What do you love about visiting Austin in particular? 

The energy! Everyone is so energetic and adventurous — ready to spend the day outdoors or try something new! There is just something special about how lively and active everyone is around the city. Not to mention, the food scene is outstanding! 

What is one cooking tip or technique you learned while creating recipes for The Comfortable Kitchen? 

In my first book, I didn’t do a dessert chapter. Baking has never been something that I loved or felt confident enough to put out there. However, my editor really encouraged me to try to do a dessert chapter and during the beginning of the pandemic, I really leaned into baking with my young girls and started to feel more confident in my baking skills. So, I’d say I learned a lot about baking — specifically baking with Paleo ingredients — during the process of creating the recipes.

Photo courtesy of Alex Snodgrass

We’re approaching the one-year anniversary of your experience shooting the book in the crazy winter storm of 2021. Can you describe what it was like to shoot the book while navigating that at your home in Dallas?

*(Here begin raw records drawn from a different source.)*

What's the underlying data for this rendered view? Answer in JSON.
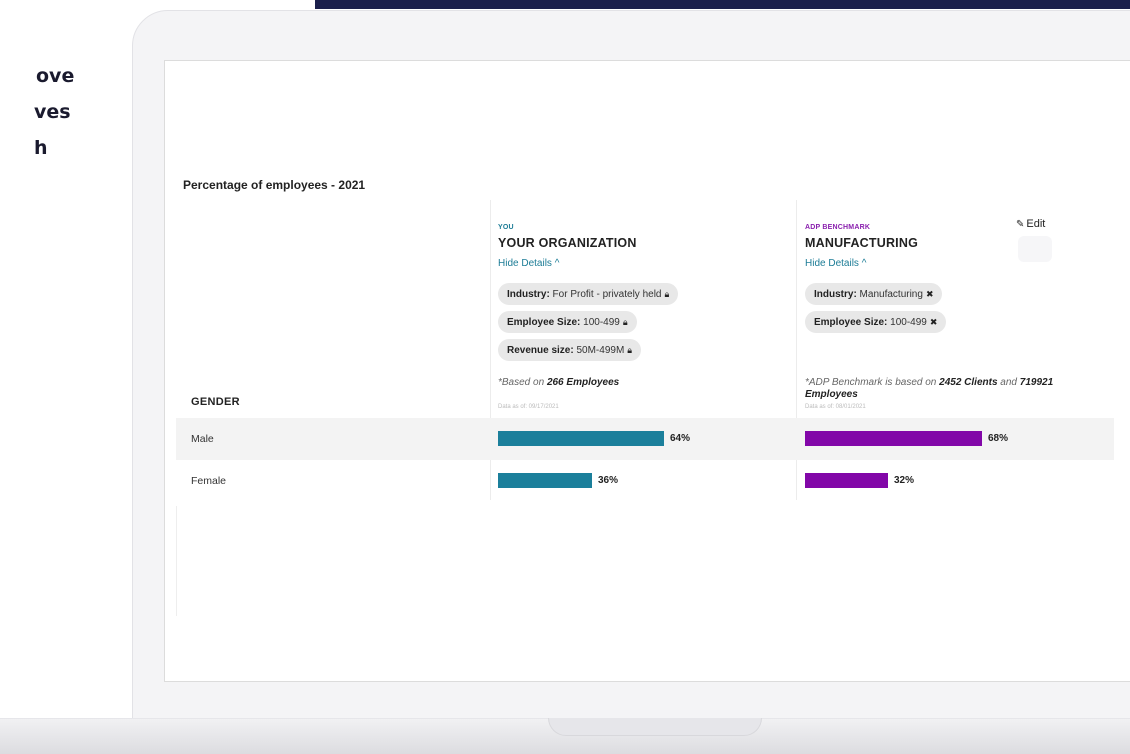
{
  "promo": {
    "lines": [
      "ove",
      "ves",
      "h"
    ]
  },
  "header": {
    "title": "Percentage of employees - 2021",
    "edit_label": "Edit"
  },
  "columns": {
    "you": {
      "tag": "YOU",
      "title": "YOUR ORGANIZATION",
      "toggle": "Hide Details ^",
      "chips": [
        {
          "key": "Industry:",
          "value": " For Profit - privately held",
          "icon": "lock-icon"
        },
        {
          "key": "Employee Size:",
          "value": " 100-499",
          "icon": "lock-icon"
        },
        {
          "key": "Revenue size:",
          "value": " 50M-499M",
          "icon": "lock-icon"
        }
      ],
      "based_prefix": "*Based on ",
      "based_count": "266 Employees",
      "as_of": "Data as of: 09/17/2021"
    },
    "adp": {
      "tag": "ADP BENCHMARK",
      "title": "MANUFACTURING",
      "toggle": "Hide Details ^",
      "chips": [
        {
          "key": "Industry:",
          "value": " Manufacturing",
          "icon": "close-icon"
        },
        {
          "key": "Employee Size:",
          "value": " 100-499",
          "icon": "close-icon"
        }
      ],
      "based_prefix": "*ADP Benchmark is based on ",
      "based_clients": "2452 Clients",
      "based_mid": " and ",
      "based_employees_num": "719921",
      "based_employees_word": "Employees",
      "as_of": "Data as of: 08/01/2021"
    }
  },
  "section": {
    "label": "GENDER"
  },
  "rows": [
    {
      "label": "Male",
      "you_pct": 64,
      "you_label": "64%",
      "adp_pct": 68,
      "adp_label": "68%"
    },
    {
      "label": "Female",
      "you_pct": 36,
      "you_label": "36%",
      "adp_pct": 32,
      "adp_label": "32%"
    }
  ],
  "colors": {
    "you": "#1b7f9b",
    "adp": "#8207a8",
    "navy": "#1b1f4b"
  }
}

That was a week I will never ever forget. I had the entire creative team and my family (myself, my husband and two kids) all under one roof. We had people sleeping everywhere, and we continued to shoot as many recipes as we possibly could. We ate everything we cooked for the photos, and we all seriously bonded! I mean, how could you not? Working all day, snowed in and having one big giant slumber party for a whole week was nuts! The whole team remained very positive and it’s incredible looking back at the whole thing and seeing what all we were able to accomplish. 

RELATED: Wax Myrtle’s Restaurant and Pool Club Opens Downtown This Month

What’s next for The Defined Dish?

I have a food product line coming out in late spring that I am so, so excited about! I also hope for more cookbooks because I just love the whole process, and maybe a little TV show one day — who knows! Overall, I hope to continue doing what I do and provide delicious, fun and healthy recipes for others. Anything I can do to keep doing that is all I hope for!

Salmon al Pastor

Makes 4 Servings

2 garlic cloves, peeled
¾ cup small-diced fresh pineapple
1 teaspoon distilled white vinegar
2 teaspoons ancho chile powder or chipotle chile powder
1 teaspoon chili powder
¼ teaspoon ground cumin
¼ teaspoon dried oregano
¼ teaspoon ground cinnamon
2 tablespoons freshly squeezed lime juice (about 1 lime)
2 tablespoons freshly squeezed orange juice (about ½ orange)
¼ cup low-sodium chicken broth
¾ teaspoon kosher salt
2 tablespoons avocado oil
4 center-cut salmon fillets (6 to 8 ounces each)
¼ teaspoon freshly ground black pepper
Quick-Pickled Red Onions (page 248, “The Comfortable Kitchen”)
¼ cup roughly chopped fresh cilantro leaves, optional for serving
1 tablespoon thinly sliced serrano pepper, optional for serving

Pairing Suggestions
Herby Rice Pilaf (page 200, “The Comfortable Kitchen”), Mezcal Mule (page 234, “The Comfortable Kitchen”)

In a food processor or blender, combine the garlic, ¼ cup of the diced pineapple, the vinegar, ancho powder, chili powder, cumin, oregano, cinnamon, lime juice, orange juice, broth, and ¼ teaspoon of the salt. Blend the pastor sauce until smooth.

In a nonstick skillet, heat the avocado oil over medium-high heat. Season the salmon with the remaining ½ teaspoon salt and the pepper. Place the salmon in the hot skillet and cook until golden brown on each side, about 2 minutes per side. Reduce the heat to medium and pour the pastor sauce around the salmon in the skillet, along with the remaining ½ cup diced pineapple.

Continue to cook the salmon, uncovered and simmering, until just cooked through, 3 to 4 minutes.

Transfer the salmon to a large serving platter and pour the sauce over the fillets. Top with the pickled red onions. If desired, garnish with cilantro and a few slices of serrano pepper if you’re feeling extra spicy!

From “The Comfortable Kitchen”  by Alex Snodgrass. Copyright © 2021 by Alex Snodgrass. Reprinted by permission of William Morrow, an imprint of HarperCollins Publishers.